I’m currently running Volumio on the Sparky. Now I can start experimenting to get Dietpi running. Apart from sorting out multiple connections I kept trying various driver selections in Dietpi, Ropieee & Picoreplayer with no success. Then in Volumio instead of the I2S DAC options I tried HDMI output (see pic) and that worked, so I realised I’ve been following the wrong assumption about which outputs should work. I will detail the chain when I have a chance to experiment some more. Just enjoying the payoff with the sound opening up significantly after an hour of playing … :slight_smile:

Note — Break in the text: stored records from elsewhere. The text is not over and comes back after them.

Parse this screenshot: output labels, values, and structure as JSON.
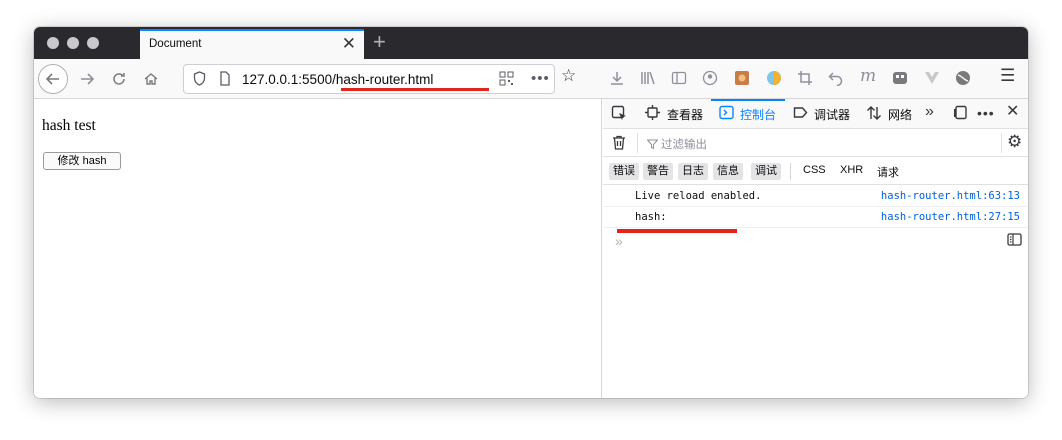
{
  "browser": {
    "tab_title": "Document",
    "tab_close": "✕",
    "new_tab": "+",
    "url": "127.0.0.1:5500/hash-router.html"
  },
  "page": {
    "heading": "hash test",
    "button_label": "修改 hash"
  },
  "devtools": {
    "tabs": {
      "inspector": "查看器",
      "console": "控制台",
      "debugger": "调试器",
      "network": "网络"
    },
    "filter_placeholder": "过滤输出",
    "levels": [
      "错误",
      "警告",
      "日志",
      "信息",
      "调试"
    ],
    "categories": [
      "CSS",
      "XHR",
      "请求"
    ],
    "logs": [
      {
        "message": "Live reload enabled.",
        "location": "hash-router.html:63:13"
      },
      {
        "message": "hash:",
        "location": "hash-router.html:27:15"
      }
    ],
    "prompt": "»"
  },
  "colors": {
    "accent": "#0a84ff",
    "highlight": "#e3241d",
    "titlebar": "#2a2a2e"
  }
}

For anyone interested in my Sparky I2S Roon Streamer I managed to work out the problems I have been having in setting it all up as it is a complex chain and it has been running continuously for a few days. Now I will concentrate on optimising the cables, EMI shielding etc and housing it all in a metal box…

My new streamer chain is: Sparky Roon end point (network connected running customised Dietpi software with Roon bridge on a 4 GB micro card) I2S outputs connected to Ian Canadas McFifo Isolator board, then connected to his McDualXO reclocking board with upgraded Crystek CCHD-957-25-45.1584 & CCHD-957-25-49.152 clocks, then to an Audio gd HDMI module to I2S input on my PS Audio Junior DAC. Everything is running superbly and sound is stunning.

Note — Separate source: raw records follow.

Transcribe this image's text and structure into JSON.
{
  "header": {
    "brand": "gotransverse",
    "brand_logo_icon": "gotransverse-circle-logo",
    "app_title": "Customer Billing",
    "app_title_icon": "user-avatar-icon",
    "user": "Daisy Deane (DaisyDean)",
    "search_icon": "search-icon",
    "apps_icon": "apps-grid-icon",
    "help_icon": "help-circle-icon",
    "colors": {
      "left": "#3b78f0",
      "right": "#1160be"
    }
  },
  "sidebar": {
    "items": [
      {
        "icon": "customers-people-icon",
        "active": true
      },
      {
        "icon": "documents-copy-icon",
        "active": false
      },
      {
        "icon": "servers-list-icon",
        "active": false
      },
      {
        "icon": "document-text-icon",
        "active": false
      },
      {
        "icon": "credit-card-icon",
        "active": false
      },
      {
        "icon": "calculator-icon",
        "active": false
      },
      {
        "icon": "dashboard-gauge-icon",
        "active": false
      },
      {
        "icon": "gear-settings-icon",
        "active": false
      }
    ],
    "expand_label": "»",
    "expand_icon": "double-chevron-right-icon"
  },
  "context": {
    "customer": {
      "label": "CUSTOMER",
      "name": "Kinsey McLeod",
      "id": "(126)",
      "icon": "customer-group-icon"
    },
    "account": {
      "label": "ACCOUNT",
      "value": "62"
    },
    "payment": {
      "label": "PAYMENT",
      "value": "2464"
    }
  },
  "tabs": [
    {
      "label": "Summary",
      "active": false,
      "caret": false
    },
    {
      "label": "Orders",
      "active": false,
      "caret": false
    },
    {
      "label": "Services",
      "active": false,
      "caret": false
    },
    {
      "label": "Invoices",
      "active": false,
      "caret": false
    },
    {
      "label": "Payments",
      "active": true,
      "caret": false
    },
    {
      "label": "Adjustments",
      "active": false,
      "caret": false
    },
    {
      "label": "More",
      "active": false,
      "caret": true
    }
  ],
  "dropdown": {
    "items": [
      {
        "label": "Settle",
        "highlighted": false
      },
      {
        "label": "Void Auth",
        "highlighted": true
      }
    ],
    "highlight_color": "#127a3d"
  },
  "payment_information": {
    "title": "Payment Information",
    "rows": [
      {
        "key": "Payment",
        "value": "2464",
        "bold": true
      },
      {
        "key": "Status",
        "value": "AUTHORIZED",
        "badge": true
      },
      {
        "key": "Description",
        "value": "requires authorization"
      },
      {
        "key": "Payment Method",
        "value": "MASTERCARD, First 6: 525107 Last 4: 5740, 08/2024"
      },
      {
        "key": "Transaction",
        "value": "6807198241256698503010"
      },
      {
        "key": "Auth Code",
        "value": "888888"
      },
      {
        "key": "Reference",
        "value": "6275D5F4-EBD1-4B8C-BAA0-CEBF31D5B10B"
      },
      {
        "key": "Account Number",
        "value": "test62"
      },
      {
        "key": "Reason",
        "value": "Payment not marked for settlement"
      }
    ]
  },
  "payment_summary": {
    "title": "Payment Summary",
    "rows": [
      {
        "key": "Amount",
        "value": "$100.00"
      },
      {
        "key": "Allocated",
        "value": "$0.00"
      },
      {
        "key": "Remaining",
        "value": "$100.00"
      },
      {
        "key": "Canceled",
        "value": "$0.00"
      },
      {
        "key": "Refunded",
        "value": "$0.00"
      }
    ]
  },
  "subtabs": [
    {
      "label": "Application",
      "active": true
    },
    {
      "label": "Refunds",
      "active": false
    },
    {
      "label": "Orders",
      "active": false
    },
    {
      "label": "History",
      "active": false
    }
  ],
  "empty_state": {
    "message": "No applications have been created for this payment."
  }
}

I have Dietpi running well, which was the goal and even MQA from Tidal plays without any downsampling.

The SQ now beats my previous best - the Bluewave USB to SPDIF chain. The difference is subtle, but distinctly sweeter with all the detail, air and with tight muscular bass. Voices are very natural and lovely sounding, everything is harmonious and united yet full of detail and space.

If anyone is interested I can detail the build, as its worth pursuing this route if you want to make an excellent Roon streamer to use the I2S input to your DAC.


Hi, for those interested by the NanoPI SBC combined with an Armature Hecate (USB to I2S output) and an I2S to LVDS I2S/HDMI (in my case on the NanoPat, an AudioGD module HDMI output), I’ve been able to rebuild the Armbian Kernel in order to support NativeDSD in all latest releases of DietPI.

In a nutshell, here the procedure on a NanoPI with DietPI:

  • install all the compilation stuff to rebuild under armbian (gcc, libs, …)
  • download the linux kernel sources 4.4.18 in a folder
  • modify the linux module “snd-usb-audio” in (file sound/usb/quirks.c) as indicated here:
  • compile the kernel (only compilation, “make zimage” is sufficient, “deb-pkg” did not work for me)
  • compile and install linux modules (where resides quirks.c) with “make modules modules_install”

I hope to forget nothing, but that’s all. No Alsa or whatever software to patch/compile in addition. The build duration took several hours. A cross-compilation is surely preferable, but here is what I did.

I can read flawlessly my DSD files in Native mode on the NanoPat. Roon recognizes the Native support, great :slight_smile: It shows a full green list of supported format, up to DSD512. I downsized the support up to DSD128 in respect to what the PSAudio DirectStream DAC is able to go.

Ive installed this kernel (and module) since 2 month now, and had no need to rebuild the kernel through the several releases of DietPI (from DietPI 6.0 up to the latest 6.7).
The patched modules are dedicated to the Kernel 4.4.18, so I don’t think you can easily use the modules 4.4.18 with another Kernel. Thus if an upgrade of DietPI is provided with a more recent Kernel, we should have to redo this process with the new kernel.
It would be ideal to add this patch in the Linux Kernel’s Mainline (the one provided by the OpenSource community) but I don’t know for the moment how to do that. As you can see, it’s a pity to not have it included in mainline, since the patch is very light.


Nice! Thanks for the update @patr


Not sure if it has been mentioned, but the Pink Faun I2S card will output I2S for PS audio (they have MCH as well). it can be installed in any server or as part of a turn key Pink Faun server.


I believe drivers for this card are Windows only.


They sell their machines running linux, so you can use the card with linux based platform.